BEIRUT – Lebanon’s prime minister-designate on Monday called for cooperation from all sides in the formation of a new government and for efforts to secure the immediate success of a French initiative to lift the country from crisis.
Lebanon is in the throes of an economic crisis marking the worst threat to its stability since the 1975-90 civil war. But French efforts to get its fractious leaders to agree a new government to start fixing the problems have yet to bear fruit.
The cabinet formation process has hit a logjam over the demand of Lebanon’s two dominant Shi’ite parties, the Iran-backed Hezbollah and its ally the Amal Movement, to name Shi’ite ministers in cabinet including the finance minister.
All sides should cooperate for the formation of a government of specialists “capable of halting the collapse and starting work to get the country out the crises”, Prime Minister-designate Mustapha Adib said in a statement.
Adib said he would spare no effort “to achieve this goal in cooperation with the president”.
Last week, reports suggested Adib may resign as his efforts floundered. He had proposed switching control of ministries, some of which have been held by the same factions for years.
A senior Lebanese political source said France was still working to try to find a way through the logjam.
Adib is a Sunni Muslim as required by a power-sharing system that parcels out posts according to religious sects. He is backed by former Lebanese prime ministers including Saad al-Hariri, Lebanon’s leading Sunni.
The standoff spilled into the religious domain on Sunday.
Lebanon’s senior Christian cleric, Maronite Patriarch Bechara Boutros Al-Rai, criticised the demands made by the main Shi’ite parties without naming them, asking how one sect could demand “a certain ministry”.
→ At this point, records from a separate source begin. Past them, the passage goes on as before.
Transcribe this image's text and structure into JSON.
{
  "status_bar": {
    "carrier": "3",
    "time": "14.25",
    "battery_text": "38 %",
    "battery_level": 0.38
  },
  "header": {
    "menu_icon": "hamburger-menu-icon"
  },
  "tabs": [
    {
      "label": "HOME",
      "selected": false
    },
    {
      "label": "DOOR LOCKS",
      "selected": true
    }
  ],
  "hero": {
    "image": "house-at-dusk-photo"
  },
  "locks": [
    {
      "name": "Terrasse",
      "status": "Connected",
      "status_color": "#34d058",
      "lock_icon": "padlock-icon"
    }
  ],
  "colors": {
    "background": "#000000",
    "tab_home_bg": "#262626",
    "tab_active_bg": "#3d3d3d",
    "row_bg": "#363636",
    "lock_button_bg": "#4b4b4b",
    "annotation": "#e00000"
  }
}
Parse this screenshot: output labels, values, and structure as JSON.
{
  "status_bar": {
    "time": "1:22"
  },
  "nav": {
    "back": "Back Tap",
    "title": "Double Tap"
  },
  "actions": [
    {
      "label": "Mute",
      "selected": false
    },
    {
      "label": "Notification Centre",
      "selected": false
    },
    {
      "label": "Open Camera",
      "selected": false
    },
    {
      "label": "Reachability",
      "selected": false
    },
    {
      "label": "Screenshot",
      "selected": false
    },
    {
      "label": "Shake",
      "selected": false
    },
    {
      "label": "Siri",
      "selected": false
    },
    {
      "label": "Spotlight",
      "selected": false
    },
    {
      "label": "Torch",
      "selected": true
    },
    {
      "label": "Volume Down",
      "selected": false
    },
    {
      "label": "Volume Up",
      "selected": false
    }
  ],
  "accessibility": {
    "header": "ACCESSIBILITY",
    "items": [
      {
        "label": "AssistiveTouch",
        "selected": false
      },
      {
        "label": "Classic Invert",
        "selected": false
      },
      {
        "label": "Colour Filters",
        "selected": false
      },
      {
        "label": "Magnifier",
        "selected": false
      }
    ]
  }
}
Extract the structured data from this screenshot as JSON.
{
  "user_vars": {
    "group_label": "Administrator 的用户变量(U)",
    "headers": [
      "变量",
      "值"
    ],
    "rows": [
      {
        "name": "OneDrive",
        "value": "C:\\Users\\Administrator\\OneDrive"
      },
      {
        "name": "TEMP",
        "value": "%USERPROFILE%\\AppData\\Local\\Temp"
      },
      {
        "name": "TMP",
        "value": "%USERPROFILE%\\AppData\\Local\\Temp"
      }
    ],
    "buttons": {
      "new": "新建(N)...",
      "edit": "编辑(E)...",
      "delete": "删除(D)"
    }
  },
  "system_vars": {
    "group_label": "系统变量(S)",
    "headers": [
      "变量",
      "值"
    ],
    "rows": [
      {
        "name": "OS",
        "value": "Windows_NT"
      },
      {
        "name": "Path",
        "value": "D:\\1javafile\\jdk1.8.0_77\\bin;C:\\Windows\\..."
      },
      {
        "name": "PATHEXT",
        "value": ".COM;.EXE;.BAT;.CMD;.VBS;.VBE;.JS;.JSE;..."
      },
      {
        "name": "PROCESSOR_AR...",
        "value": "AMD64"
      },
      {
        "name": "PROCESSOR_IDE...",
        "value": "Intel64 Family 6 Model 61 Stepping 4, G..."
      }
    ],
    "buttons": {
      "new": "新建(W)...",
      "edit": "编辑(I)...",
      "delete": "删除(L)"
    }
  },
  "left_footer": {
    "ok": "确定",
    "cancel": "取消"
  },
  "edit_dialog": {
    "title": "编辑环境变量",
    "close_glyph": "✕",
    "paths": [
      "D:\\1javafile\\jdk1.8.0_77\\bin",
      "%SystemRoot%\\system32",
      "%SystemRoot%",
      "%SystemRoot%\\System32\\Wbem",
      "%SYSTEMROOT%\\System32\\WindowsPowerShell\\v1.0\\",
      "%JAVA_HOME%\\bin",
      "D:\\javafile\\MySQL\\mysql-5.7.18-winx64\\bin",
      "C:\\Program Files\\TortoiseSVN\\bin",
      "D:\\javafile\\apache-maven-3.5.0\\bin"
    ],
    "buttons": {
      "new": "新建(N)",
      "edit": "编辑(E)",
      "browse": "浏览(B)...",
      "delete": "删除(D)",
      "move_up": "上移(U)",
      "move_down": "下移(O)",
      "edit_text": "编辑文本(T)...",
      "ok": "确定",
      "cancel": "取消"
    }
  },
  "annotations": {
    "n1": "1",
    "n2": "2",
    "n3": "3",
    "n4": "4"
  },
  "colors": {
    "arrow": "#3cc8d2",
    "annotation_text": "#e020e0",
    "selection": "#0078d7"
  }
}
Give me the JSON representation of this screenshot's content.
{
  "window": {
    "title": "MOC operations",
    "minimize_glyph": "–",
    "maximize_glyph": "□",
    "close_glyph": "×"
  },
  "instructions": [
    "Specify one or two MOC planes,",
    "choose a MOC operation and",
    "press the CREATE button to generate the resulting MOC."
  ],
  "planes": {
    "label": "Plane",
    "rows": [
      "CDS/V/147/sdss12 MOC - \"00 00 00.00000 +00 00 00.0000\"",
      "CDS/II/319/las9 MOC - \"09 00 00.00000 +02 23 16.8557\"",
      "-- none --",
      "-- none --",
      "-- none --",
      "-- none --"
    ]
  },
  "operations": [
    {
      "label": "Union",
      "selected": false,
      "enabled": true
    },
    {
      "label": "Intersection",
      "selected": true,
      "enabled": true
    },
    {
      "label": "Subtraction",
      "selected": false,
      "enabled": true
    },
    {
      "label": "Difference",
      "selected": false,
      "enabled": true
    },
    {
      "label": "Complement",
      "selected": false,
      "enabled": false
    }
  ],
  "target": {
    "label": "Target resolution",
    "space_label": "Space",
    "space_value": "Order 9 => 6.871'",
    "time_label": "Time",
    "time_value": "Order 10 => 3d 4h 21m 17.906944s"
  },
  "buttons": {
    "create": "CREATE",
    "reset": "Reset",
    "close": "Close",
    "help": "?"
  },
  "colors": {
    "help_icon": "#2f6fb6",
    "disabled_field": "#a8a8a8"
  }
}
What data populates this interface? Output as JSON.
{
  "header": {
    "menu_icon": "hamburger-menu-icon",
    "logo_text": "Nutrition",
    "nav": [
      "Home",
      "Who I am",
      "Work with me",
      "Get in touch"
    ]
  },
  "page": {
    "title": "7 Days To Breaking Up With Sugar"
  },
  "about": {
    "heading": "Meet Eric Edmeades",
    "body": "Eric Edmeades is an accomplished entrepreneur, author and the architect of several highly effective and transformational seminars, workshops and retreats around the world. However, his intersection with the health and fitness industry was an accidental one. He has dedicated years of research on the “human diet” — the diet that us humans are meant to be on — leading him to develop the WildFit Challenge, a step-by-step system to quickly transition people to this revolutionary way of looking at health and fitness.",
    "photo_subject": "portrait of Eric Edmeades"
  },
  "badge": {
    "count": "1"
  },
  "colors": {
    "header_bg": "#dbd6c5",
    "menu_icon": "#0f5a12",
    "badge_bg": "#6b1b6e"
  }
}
This prompted a response from the supreme religious body of Lebanon’s Shi’ites which said comments by a major religious leader had distorted the truth.